* WHAT NEEDS TO BE DONE
Report each line from the listing that the string "System" appears in.

* MATERIAL FOR THIS EXERCISE
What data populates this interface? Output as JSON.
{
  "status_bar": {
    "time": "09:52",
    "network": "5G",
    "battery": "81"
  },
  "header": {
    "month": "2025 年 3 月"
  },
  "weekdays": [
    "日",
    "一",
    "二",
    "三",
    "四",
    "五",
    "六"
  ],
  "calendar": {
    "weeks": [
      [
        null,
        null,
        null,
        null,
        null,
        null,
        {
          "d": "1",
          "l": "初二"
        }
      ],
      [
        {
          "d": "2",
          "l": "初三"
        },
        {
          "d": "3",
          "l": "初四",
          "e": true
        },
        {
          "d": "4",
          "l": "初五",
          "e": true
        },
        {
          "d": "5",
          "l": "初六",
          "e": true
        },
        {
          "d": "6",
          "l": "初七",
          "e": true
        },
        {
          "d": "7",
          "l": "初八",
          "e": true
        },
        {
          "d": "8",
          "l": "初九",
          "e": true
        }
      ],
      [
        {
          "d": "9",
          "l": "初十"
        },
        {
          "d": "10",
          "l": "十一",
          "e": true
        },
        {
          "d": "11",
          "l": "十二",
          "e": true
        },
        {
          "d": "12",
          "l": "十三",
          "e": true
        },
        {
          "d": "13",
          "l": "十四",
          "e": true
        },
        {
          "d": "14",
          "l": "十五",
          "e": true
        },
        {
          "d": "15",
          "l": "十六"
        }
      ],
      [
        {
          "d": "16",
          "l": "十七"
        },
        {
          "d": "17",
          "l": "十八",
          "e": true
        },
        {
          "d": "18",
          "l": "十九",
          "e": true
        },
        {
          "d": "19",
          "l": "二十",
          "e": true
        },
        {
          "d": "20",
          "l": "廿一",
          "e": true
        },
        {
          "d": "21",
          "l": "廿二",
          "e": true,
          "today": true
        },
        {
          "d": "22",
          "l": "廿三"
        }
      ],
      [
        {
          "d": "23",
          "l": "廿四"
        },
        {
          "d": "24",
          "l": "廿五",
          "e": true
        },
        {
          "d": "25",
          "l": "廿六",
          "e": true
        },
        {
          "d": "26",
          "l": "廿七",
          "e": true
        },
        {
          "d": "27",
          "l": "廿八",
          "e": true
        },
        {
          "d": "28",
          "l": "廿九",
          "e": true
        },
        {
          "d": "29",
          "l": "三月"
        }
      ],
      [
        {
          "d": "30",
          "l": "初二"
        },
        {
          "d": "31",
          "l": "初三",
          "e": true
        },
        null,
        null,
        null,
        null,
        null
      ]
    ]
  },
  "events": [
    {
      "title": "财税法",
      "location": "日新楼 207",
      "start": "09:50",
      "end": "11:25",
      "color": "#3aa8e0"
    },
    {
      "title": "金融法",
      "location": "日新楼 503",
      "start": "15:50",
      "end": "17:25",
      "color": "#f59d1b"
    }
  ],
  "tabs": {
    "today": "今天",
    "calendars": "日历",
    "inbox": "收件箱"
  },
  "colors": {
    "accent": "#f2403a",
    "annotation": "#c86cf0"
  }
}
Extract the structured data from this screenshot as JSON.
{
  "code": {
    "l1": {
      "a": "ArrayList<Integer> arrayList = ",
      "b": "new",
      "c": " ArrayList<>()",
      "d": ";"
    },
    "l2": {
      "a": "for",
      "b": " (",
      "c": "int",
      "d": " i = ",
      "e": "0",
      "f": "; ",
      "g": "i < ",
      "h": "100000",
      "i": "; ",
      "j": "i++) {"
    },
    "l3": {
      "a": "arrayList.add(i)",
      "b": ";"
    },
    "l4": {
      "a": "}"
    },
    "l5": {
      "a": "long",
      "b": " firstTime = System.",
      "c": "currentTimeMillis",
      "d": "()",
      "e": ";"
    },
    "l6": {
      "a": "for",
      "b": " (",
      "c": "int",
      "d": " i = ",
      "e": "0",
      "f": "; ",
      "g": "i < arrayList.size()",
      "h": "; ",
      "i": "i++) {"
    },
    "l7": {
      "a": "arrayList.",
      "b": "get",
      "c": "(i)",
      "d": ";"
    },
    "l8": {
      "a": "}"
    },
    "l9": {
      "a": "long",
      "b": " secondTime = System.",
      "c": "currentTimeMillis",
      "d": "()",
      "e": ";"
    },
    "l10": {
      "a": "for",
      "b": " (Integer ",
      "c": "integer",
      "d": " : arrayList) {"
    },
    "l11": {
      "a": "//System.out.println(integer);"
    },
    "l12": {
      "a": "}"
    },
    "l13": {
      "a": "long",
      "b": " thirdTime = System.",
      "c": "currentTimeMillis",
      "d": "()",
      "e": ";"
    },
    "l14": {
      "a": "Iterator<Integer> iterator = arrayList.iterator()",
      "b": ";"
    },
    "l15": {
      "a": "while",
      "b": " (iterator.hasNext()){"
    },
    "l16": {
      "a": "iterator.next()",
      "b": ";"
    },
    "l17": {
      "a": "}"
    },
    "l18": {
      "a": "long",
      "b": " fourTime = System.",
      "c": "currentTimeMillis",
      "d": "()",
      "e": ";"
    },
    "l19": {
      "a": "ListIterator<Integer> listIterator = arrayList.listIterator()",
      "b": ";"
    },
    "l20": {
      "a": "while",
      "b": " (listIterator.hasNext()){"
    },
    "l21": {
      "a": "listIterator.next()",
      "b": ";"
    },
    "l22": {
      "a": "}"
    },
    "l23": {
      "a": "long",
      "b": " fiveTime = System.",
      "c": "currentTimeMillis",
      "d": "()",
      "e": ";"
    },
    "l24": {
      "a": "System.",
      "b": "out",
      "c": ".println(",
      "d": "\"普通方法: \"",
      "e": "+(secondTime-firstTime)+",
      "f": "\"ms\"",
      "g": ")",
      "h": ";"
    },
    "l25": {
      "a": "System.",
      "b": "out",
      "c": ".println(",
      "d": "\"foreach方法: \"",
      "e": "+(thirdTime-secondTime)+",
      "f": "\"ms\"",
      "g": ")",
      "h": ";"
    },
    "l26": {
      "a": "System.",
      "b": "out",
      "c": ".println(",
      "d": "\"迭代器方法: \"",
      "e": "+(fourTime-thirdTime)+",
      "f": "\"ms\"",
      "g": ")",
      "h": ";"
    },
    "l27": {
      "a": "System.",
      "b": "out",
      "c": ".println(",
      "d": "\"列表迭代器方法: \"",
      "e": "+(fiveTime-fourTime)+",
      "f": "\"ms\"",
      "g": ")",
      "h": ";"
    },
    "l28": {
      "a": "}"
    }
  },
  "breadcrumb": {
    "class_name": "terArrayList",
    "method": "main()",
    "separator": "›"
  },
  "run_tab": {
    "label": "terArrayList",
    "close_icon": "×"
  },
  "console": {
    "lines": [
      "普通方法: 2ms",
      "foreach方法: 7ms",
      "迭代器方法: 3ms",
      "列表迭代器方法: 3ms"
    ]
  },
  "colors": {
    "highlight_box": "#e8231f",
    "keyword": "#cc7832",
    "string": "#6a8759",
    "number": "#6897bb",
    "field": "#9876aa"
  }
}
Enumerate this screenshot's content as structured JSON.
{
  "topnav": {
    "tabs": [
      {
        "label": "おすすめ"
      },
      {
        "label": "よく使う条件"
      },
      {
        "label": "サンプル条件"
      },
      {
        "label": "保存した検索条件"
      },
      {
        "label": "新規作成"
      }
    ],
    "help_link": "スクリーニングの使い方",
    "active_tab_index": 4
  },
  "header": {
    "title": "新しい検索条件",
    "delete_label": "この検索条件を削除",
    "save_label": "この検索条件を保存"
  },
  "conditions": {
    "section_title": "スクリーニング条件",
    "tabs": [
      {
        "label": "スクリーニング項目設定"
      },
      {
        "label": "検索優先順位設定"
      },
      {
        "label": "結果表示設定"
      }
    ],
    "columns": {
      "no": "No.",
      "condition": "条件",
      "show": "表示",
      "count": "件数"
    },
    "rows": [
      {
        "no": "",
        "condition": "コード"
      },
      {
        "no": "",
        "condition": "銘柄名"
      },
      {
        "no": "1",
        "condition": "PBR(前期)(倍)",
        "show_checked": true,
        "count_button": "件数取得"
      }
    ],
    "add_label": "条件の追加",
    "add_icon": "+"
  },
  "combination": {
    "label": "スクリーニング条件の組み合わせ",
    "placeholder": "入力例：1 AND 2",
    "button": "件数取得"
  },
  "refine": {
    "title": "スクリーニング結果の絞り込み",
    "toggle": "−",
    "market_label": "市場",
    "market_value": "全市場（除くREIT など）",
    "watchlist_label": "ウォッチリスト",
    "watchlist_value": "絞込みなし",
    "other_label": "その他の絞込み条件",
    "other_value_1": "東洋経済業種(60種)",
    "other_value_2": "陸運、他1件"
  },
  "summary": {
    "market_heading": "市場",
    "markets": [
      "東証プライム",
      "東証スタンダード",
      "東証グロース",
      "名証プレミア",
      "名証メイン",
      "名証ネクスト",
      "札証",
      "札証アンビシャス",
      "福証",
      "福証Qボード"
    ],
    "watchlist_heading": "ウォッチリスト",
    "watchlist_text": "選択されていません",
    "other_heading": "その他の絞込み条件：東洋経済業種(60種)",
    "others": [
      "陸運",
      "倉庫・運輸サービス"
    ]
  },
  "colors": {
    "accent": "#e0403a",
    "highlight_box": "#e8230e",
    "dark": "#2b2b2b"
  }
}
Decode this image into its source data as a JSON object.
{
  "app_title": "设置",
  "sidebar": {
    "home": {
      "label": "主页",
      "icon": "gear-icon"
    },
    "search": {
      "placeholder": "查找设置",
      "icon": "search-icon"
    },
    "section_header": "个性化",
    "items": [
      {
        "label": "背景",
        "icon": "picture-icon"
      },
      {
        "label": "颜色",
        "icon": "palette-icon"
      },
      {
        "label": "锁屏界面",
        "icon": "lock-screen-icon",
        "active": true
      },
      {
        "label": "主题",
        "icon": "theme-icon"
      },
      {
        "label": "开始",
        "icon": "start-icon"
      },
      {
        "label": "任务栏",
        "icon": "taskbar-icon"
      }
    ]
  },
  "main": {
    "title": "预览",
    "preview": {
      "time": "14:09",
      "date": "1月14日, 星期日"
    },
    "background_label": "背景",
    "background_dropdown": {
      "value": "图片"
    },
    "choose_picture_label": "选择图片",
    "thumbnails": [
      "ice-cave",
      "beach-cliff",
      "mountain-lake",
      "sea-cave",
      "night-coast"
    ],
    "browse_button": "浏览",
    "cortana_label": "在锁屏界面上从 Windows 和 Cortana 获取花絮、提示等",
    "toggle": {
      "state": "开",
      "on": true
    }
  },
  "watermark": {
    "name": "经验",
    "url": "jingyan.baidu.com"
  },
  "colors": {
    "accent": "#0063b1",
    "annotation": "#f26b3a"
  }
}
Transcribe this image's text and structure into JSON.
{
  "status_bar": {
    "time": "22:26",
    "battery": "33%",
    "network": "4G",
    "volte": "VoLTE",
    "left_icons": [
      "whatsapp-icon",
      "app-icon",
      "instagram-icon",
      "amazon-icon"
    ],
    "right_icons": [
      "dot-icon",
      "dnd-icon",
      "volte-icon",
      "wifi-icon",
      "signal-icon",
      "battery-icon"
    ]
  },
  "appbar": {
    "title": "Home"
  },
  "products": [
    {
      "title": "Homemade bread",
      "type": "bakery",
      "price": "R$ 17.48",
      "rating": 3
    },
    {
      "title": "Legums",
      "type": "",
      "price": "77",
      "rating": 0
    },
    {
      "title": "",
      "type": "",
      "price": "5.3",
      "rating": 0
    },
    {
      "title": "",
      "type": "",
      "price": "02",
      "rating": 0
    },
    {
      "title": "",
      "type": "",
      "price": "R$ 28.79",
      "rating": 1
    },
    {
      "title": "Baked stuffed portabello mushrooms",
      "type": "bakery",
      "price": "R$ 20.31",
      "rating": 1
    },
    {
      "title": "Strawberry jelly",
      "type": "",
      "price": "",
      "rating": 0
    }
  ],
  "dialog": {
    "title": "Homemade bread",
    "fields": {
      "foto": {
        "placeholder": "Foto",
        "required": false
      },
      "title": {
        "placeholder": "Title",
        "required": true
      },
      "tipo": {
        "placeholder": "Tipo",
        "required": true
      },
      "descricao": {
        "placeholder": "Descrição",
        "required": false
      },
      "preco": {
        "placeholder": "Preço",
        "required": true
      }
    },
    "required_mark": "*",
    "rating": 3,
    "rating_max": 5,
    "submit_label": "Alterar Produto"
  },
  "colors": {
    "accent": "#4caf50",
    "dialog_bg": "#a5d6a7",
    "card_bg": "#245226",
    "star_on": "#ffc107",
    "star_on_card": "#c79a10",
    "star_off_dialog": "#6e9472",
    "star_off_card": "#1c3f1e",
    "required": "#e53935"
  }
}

* EXPECTED OUTPUT
      "b": " firstTime = System.",
      "b": " secondTime = System.",
      "a": "//System.out.println(integer);"
      "b": " thirdTime = System.",
      "b": " fourTime = System.",
      "b": " fiveTime = System.",
      "a": "System.",
      "a": "System.",
      "a": "System.",
      "a": "System.",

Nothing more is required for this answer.